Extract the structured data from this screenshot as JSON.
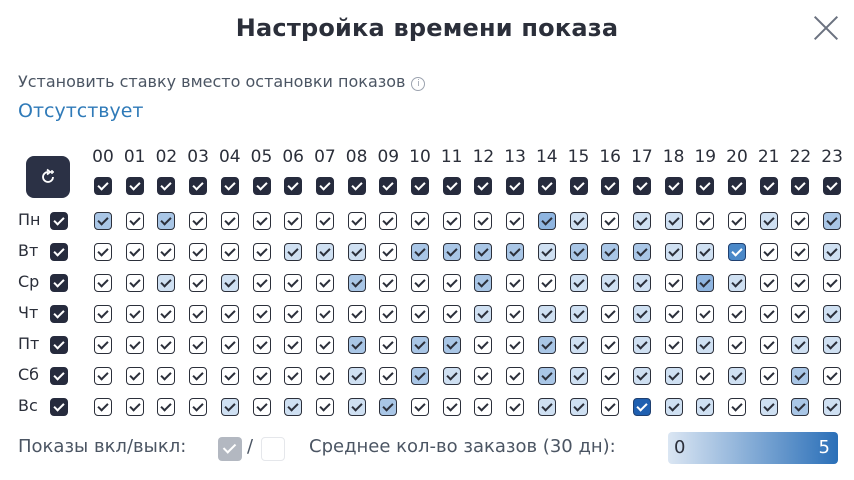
{
  "dialog": {
    "title": "Настройка времени показа",
    "rate_label": "Установить ставку вместо остановки показов",
    "rate_value": "Отсутствует",
    "info_glyph": "i"
  },
  "hours": [
    "00",
    "01",
    "02",
    "03",
    "04",
    "05",
    "06",
    "07",
    "08",
    "09",
    "10",
    "11",
    "12",
    "13",
    "14",
    "15",
    "16",
    "17",
    "18",
    "19",
    "20",
    "21",
    "22",
    "23"
  ],
  "days": [
    "Пн",
    "Вт",
    "Ср",
    "Чт",
    "Пт",
    "Сб",
    "Вс"
  ],
  "grid_intensity": [
    [
      2,
      0,
      2,
      0,
      0,
      0,
      0,
      0,
      0,
      0,
      0,
      0,
      0,
      0,
      3,
      1,
      0,
      1,
      1,
      0,
      0,
      1,
      0,
      2
    ],
    [
      0,
      0,
      0,
      0,
      0,
      0,
      1,
      1,
      1,
      0,
      2,
      2,
      2,
      2,
      1,
      2,
      2,
      2,
      1,
      1,
      4,
      0,
      0,
      1
    ],
    [
      0,
      0,
      1,
      0,
      1,
      0,
      0,
      0,
      2,
      0,
      0,
      0,
      2,
      0,
      0,
      1,
      1,
      1,
      0,
      3,
      1,
      0,
      0,
      0
    ],
    [
      0,
      0,
      0,
      0,
      0,
      0,
      0,
      0,
      0,
      0,
      0,
      0,
      1,
      0,
      1,
      1,
      0,
      1,
      0,
      0,
      0,
      0,
      0,
      1
    ],
    [
      0,
      0,
      0,
      0,
      0,
      0,
      0,
      0,
      2,
      0,
      2,
      2,
      0,
      0,
      2,
      1,
      0,
      1,
      0,
      1,
      0,
      0,
      1,
      1
    ],
    [
      0,
      0,
      0,
      0,
      0,
      0,
      0,
      0,
      1,
      0,
      2,
      1,
      0,
      0,
      2,
      1,
      0,
      1,
      1,
      0,
      1,
      0,
      2,
      0
    ],
    [
      0,
      0,
      0,
      0,
      1,
      0,
      1,
      0,
      1,
      2,
      0,
      0,
      0,
      0,
      1,
      1,
      0,
      6,
      1,
      1,
      0,
      1,
      2,
      1
    ]
  ],
  "legend": {
    "toggle_label": "Показы вкл/выкл:",
    "slash": "/",
    "avg_label": "Среднее кол-во заказов (30 дн):",
    "min": "0",
    "max": "5"
  },
  "colors": {
    "level0": "#ffffff",
    "level1": "#cfe0f2",
    "level2": "#a9c6e6",
    "level3": "#8fb5e0",
    "level4": "#4a88c8",
    "level6": "#1f5fb0",
    "dark": "#262b3d",
    "accent_link": "#2f7ab8"
  }
}
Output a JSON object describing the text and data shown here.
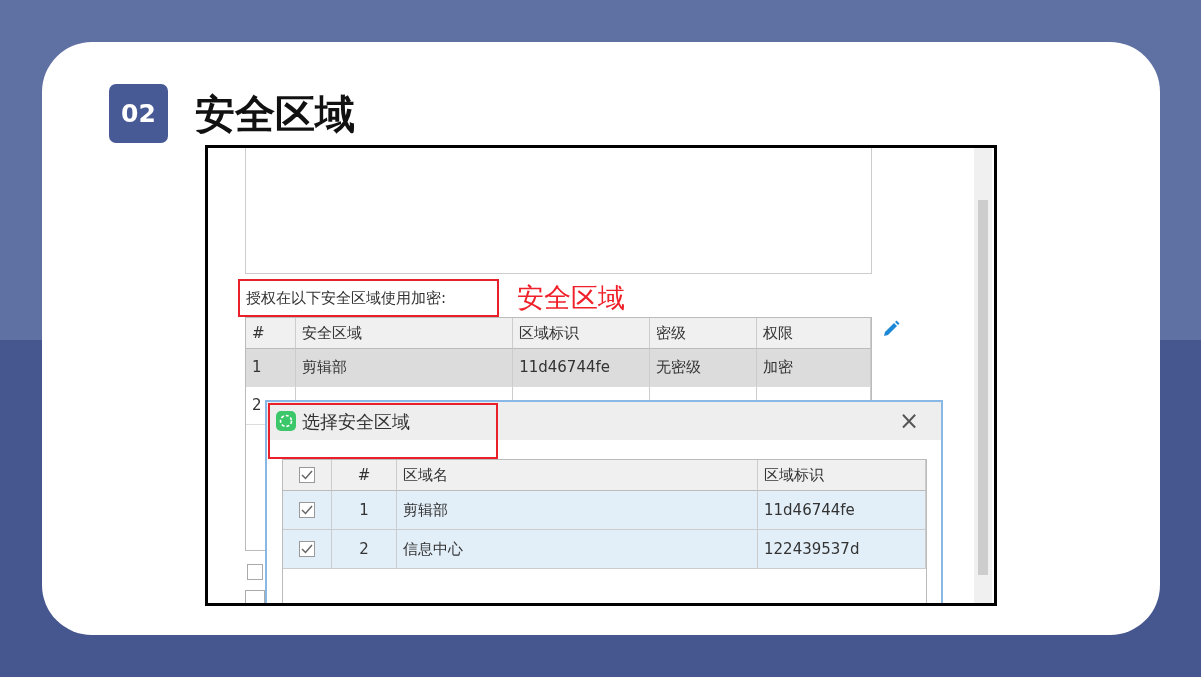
{
  "slide": {
    "number": "02",
    "title": "安全区域"
  },
  "screenshot": {
    "label": "授权在以下安全区域使用加密:",
    "annotation": "安全区域",
    "table": {
      "columns": [
        "#",
        "安全区域",
        "区域标识",
        "密级",
        "权限"
      ],
      "rows": [
        {
          "cells": [
            "1",
            "剪辑部",
            "11d46744fe",
            "无密级",
            "加密"
          ],
          "selected": true
        },
        {
          "cells": [
            "2"
          ],
          "selected": false
        }
      ]
    },
    "option_checkbox": {
      "checked": false
    },
    "dialog": {
      "title": "选择安全区域",
      "close": "×",
      "select_all_checked": true,
      "columns": [
        "#",
        "区域名",
        "区域标识"
      ],
      "rows": [
        {
          "checked": true,
          "cells": [
            "1",
            "剪辑部",
            "11d46744fe"
          ]
        },
        {
          "checked": true,
          "cells": [
            "2",
            "信息中心",
            "122439537d"
          ]
        }
      ]
    }
  }
}
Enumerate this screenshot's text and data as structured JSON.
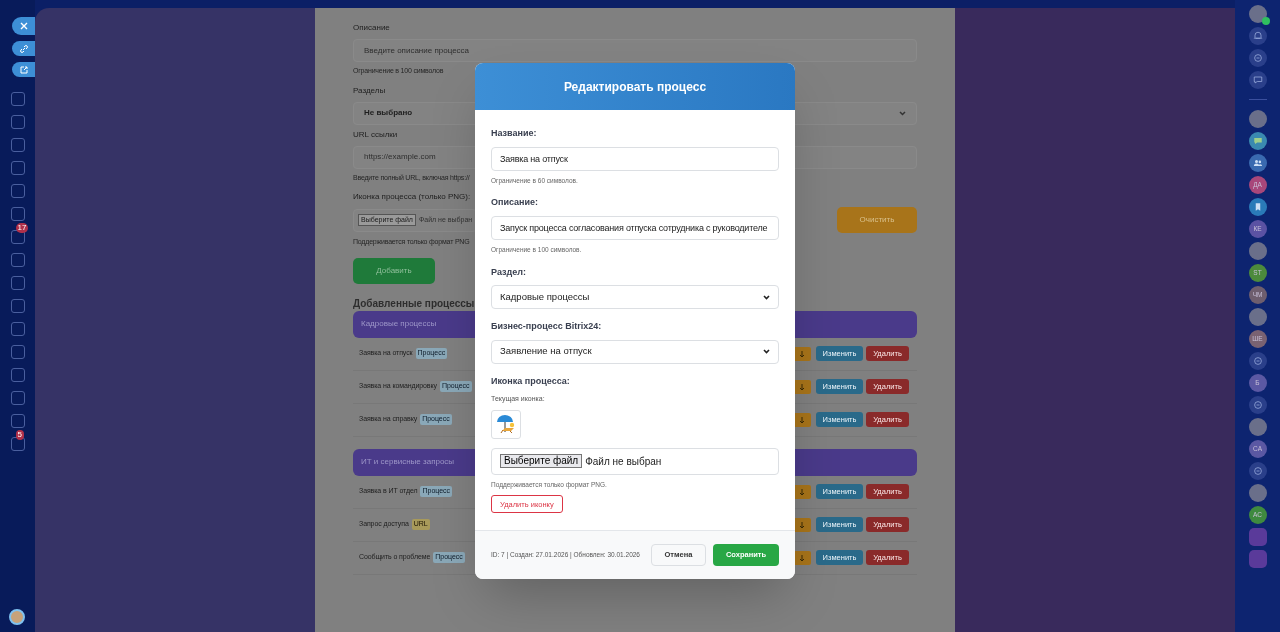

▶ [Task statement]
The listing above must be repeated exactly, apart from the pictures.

▶ [Your response]
Extract the structured data from this screenshot as JSON.
{
  "dialog": {
    "title": "Настройка времени показа",
    "rate_label": "Установить ставку вместо остановки показов",
    "rate_value": "Отсутствует",
    "info_glyph": "i"
  },
  "hours": [
    "00",
    "01",
    "02",
    "03",
    "04",
    "05",
    "06",
    "07",
    "08",
    "09",
    "10",
    "11",
    "12",
    "13",
    "14",
    "15",
    "16",
    "17",
    "18",
    "19",
    "20",
    "21",
    "22",
    "23"
  ],
  "days": [
    "Пн",
    "Вт",
    "Ср",
    "Чт",
    "Пт",
    "Сб",
    "Вс"
  ],
  "grid_intensity": [
    [
      2,
      0,
      2,
      0,
      0,
      0,
      0,
      0,
      0,
      0,
      0,
      0,
      0,
      0,
      3,
      1,
      0,
      1,
      1,
      0,
      0,
      1,
      0,
      2
    ],
    [
      0,
      0,
      0,
      0,
      0,
      0,
      1,
      1,
      1,
      0,
      2,
      2,
      2,
      2,
      1,
      2,
      2,
      2,
      1,
      1,
      4,
      0,
      0,
      1
    ],
    [
      0,
      0,
      1,
      0,
      1,
      0,
      0,
      0,
      2,
      0,
      0,
      0,
      2,
      0,
      0,
      1,
      1,
      1,
      0,
      3,
      1,
      0,
      0,
      0
    ],
    [
      0,
      0,
      0,
      0,
      0,
      0,
      0,
      0,
      0,
      0,
      0,
      0,
      1,
      0,
      1,
      1,
      0,
      1,
      0,
      0,
      0,
      0,
      0,
      1
    ],
    [
      0,
      0,
      0,
      0,
      0,
      0,
      0,
      0,
      2,
      0,
      2,
      2,
      0,
      0,
      2,
      1,
      0,
      1,
      0,
      1,
      0,
      0,
      1,
      1
    ],
    [
      0,
      0,
      0,
      0,
      0,
      0,
      0,
      0,
      1,
      0,
      2,
      1,
      0,
      0,
      2,
      1,
      0,
      1,
      1,
      0,
      1,
      0,
      2,
      0
    ],
    [
      0,
      0,
      0,
      0,
      1,
      0,
      1,
      0,
      1,
      2,
      0,
      0,
      0,
      0,
      1,
      1,
      0,
      6,
      1,
      1,
      0,
      1,
      2,
      1
    ]
  ],
  "legend": {
    "toggle_label": "Показы вкл/выкл:",
    "slash": "/",
    "avg_label": "Среднее кол-во заказов (30 дн):",
    "min": "0",
    "max": "5"
  },
  "colors": {
    "level0": "#ffffff",
    "level1": "#cfe0f2",
    "level2": "#a9c6e6",
    "level3": "#8fb5e0",
    "level4": "#4a88c8",
    "level6": "#1f5fb0",
    "dark": "#262b3d",
    "accent_link": "#2f7ab8"
  }
}
Output a JSON object describing the text and data shown here.
{
  "slide": {
    "number": "02",
    "title": "安全区域"
  },
  "screenshot": {
    "label": "授权在以下安全区域使用加密:",
    "annotation": "安全区域",
    "table": {
      "columns": [
        "#",
        "安全区域",
        "区域标识",
        "密级",
        "权限"
      ],
      "rows": [
        {
          "cells": [
            "1",
            "剪辑部",
            "11d46744fe",
            "无密级",
            "加密"
          ],
          "selected": true
        },
        {
          "cells": [
            "2"
          ],
          "selected": false
        }
      ]
    },
    "option_checkbox": {
      "checked": false
    },
    "dialog": {
      "title": "选择安全区域",
      "close": "×",
      "select_all_checked": true,
      "columns": [
        "#",
        "区域名",
        "区域标识"
      ],
      "rows": [
        {
          "checked": true,
          "cells": [
            "1",
            "剪辑部",
            "11d46744fe"
          ]
        },
        {
          "checked": true,
          "cells": [
            "2",
            "信息中心",
            "122439537d"
          ]
        }
      ]
    }
  }
}
Enumerate this screenshot's text and data as structured JSON.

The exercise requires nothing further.